Research Network for Archaeological Studies of Inland Fishing (SINFISH)
Inland fishing has traditionally been an important supplement to farming and hunting in large parts of Scandinavia. SINFISH aim to provide new and significant knowledge about these fishing traditions, from the Stone Age to the Middle Ages.
Despite recent research, many economic, chronological, technical and social questions related to inland fisheries remain partly unexplored; such as the economic importance of inland fish as a resource in different time-periods, the fishing methods employed, and the cultivation practices related to fish, such as moving and introducing fish species to new lakes and rivers.
The main objective for the research network “Archaeological Studies of Inland fishing” is to provide novel knowledge of prehistoric and Middle Age fisheries, through studies of fish bones, fishing equipment, fishing sites and sites where fish were processed, stored, and consumed. Our primary area of study is the interior of Scandinavia, but materials from coastal sites must occasionally be included for comparison. Our studies will be based on data from new excavations and the existing archaeological record. The network will also be a platform for integrating archeometric (e.g. ancient DNA, isotopes, lipids, and osteological studies) and experimental approaches in the research of fishing.

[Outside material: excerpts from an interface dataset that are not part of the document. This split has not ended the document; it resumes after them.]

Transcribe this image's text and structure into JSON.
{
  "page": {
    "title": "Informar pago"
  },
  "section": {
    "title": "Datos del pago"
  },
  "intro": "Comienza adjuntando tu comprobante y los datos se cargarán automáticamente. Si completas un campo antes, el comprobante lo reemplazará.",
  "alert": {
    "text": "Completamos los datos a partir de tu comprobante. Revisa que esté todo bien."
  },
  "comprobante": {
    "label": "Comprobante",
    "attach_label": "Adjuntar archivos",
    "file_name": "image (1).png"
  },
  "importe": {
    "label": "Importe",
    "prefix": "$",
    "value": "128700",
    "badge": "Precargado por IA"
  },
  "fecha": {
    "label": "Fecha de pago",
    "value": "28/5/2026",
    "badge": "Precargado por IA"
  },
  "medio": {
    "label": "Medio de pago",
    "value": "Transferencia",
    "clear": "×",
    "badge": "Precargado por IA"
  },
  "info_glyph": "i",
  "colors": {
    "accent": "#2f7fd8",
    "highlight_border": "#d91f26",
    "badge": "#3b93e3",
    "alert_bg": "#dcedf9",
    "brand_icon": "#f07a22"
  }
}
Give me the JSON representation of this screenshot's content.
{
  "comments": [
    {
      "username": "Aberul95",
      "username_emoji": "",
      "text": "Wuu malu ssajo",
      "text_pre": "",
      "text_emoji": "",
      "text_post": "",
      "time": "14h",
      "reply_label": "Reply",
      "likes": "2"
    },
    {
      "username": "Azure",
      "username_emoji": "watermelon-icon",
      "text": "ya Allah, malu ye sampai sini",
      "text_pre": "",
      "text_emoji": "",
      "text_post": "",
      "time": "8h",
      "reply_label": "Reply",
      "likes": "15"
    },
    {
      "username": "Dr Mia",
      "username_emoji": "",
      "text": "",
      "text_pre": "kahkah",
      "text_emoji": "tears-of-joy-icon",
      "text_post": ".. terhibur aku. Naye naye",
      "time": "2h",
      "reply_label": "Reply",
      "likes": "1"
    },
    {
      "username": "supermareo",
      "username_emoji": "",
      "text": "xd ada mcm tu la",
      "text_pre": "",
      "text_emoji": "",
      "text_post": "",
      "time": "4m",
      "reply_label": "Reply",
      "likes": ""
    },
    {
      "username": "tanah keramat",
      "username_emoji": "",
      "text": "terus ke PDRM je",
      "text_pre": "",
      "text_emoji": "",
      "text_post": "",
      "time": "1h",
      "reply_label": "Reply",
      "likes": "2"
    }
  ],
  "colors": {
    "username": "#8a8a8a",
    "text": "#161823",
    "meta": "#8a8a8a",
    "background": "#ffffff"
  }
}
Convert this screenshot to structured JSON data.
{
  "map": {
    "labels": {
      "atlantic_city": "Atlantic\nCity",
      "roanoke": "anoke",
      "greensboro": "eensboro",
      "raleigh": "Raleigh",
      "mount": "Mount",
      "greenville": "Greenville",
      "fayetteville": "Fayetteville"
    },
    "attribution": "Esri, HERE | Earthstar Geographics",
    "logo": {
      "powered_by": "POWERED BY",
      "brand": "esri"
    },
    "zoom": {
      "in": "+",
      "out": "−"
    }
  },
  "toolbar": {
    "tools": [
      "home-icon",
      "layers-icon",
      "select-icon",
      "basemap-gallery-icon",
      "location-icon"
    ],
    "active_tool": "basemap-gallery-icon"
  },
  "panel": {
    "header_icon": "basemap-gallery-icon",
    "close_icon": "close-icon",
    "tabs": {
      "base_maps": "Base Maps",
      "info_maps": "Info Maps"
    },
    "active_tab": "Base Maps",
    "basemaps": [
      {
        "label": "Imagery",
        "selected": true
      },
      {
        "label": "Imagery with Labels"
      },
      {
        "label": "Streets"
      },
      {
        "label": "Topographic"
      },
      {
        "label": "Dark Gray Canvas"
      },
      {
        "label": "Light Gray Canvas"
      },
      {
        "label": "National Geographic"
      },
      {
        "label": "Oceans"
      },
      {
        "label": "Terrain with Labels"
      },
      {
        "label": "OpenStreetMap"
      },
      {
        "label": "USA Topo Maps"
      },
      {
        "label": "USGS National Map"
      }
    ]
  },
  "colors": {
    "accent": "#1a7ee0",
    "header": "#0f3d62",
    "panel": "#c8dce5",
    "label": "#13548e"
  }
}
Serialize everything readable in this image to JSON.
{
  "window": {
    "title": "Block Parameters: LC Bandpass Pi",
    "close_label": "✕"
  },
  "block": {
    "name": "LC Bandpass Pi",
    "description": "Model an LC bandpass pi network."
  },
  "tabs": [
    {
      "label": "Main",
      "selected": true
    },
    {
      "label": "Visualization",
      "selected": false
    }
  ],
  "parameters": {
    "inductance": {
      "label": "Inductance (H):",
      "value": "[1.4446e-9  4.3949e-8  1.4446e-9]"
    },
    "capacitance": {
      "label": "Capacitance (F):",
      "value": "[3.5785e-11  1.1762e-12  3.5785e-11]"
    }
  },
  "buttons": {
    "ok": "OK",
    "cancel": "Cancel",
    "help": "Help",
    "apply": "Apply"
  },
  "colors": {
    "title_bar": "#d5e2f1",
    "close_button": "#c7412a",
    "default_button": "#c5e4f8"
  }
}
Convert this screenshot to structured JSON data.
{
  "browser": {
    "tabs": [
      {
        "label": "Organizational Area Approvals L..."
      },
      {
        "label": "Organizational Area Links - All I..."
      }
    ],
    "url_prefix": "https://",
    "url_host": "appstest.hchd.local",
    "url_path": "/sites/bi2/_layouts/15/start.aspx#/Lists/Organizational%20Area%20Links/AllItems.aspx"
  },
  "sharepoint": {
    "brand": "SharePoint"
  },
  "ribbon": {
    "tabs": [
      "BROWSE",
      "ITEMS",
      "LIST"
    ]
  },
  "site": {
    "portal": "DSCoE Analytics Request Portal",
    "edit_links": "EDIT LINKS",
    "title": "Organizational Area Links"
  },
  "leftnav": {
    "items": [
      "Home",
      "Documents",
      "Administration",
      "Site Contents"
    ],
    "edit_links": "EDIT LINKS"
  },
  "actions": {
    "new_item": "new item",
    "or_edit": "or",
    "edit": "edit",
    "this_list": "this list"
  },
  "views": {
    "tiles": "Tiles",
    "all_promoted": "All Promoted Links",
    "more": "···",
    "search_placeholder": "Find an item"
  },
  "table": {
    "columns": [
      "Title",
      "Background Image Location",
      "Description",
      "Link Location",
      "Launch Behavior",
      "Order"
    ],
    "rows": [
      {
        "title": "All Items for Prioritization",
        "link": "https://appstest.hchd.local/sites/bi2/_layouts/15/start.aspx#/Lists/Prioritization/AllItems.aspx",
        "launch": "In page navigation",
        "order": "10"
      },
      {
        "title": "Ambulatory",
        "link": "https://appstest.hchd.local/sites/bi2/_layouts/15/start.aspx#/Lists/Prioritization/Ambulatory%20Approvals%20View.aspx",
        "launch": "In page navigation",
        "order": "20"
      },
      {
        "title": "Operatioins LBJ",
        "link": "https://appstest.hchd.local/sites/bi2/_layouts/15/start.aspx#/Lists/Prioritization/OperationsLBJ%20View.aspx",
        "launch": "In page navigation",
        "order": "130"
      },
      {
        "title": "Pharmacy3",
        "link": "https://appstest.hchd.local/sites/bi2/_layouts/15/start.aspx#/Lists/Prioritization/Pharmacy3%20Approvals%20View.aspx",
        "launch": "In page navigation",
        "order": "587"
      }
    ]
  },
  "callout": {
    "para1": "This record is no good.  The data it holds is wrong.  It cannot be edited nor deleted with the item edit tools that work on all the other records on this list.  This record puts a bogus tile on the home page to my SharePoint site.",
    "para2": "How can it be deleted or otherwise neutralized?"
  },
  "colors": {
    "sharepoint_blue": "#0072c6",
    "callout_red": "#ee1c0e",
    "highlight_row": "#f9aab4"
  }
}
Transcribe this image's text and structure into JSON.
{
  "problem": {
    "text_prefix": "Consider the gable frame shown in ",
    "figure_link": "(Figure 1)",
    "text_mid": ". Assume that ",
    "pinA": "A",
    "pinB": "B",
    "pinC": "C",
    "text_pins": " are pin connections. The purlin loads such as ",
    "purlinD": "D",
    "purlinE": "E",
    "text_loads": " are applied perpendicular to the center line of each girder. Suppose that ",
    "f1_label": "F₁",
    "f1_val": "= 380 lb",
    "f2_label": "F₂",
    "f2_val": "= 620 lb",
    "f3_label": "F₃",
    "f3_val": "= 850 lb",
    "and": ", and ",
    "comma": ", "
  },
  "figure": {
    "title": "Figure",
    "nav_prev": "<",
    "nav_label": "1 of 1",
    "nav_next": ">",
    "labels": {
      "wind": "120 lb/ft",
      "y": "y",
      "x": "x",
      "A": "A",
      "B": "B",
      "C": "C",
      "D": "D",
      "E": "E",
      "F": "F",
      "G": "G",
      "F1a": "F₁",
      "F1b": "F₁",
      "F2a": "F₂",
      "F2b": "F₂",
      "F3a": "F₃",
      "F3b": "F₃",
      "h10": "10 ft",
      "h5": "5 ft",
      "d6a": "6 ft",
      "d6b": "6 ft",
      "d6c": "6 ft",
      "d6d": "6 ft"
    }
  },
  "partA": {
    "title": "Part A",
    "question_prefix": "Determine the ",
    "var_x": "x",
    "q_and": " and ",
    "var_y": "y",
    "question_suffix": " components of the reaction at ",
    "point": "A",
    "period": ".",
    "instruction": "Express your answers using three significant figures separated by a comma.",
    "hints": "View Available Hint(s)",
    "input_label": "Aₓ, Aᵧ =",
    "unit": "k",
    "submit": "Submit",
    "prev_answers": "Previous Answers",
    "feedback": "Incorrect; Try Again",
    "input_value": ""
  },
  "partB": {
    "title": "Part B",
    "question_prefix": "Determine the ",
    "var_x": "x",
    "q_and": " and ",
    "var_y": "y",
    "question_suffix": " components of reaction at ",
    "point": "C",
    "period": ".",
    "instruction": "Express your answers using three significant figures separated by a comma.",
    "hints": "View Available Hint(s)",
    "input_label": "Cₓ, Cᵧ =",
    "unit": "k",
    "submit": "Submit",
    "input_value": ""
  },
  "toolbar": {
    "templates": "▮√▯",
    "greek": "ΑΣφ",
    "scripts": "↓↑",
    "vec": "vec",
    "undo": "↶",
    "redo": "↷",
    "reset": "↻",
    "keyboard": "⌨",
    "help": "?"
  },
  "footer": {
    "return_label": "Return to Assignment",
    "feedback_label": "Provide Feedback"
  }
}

The SINFISH network will apply new scientific and experimental methods to study materials in museum collections and utilize them as part of upcoming field campaigns. To broaden our understanding of the technical and social aspects of fishing, fishing equipment, fish-processing and various other uses of fish, experimental archaeology and ethnoarchaeology will be employed. In this way, novel information of past fisheries can be gained, and new approaches introduced to Norwegian and Scandinavian archaeology.
The network`s secondary objective is to increase the interest of inland fisheries among the research community and the broader audience. We will implement research projects at different scales, publish peer-reviewed articles, contribute at conferences, arrange workshops and perform experimental studies.
Fishing has a deep history and is a popular leisure activity today. A study of fishing technologies may thus serve as a means to connect the past to the present and make an impact on public appreciation of archaeology and existing fishing resources. Results will be disseminated in media, on social media and public lectures and events.
The network is open for researchers working with past fishing in inland Scandinavia; it will serve as a platform for developing and executing research projects and be used to share information. Participants in the network will contribute with internally financed research time and apply for externally finances of research projects on different scales.
- Axel Mjærum, Museum of Cultural History (MCH), University of Oslo
- Anja Mansrud, Museum of Archaeology (AM), University of Stavanger
- Elling Utvik Wammer, Norwegian Maritime Museum (NMM)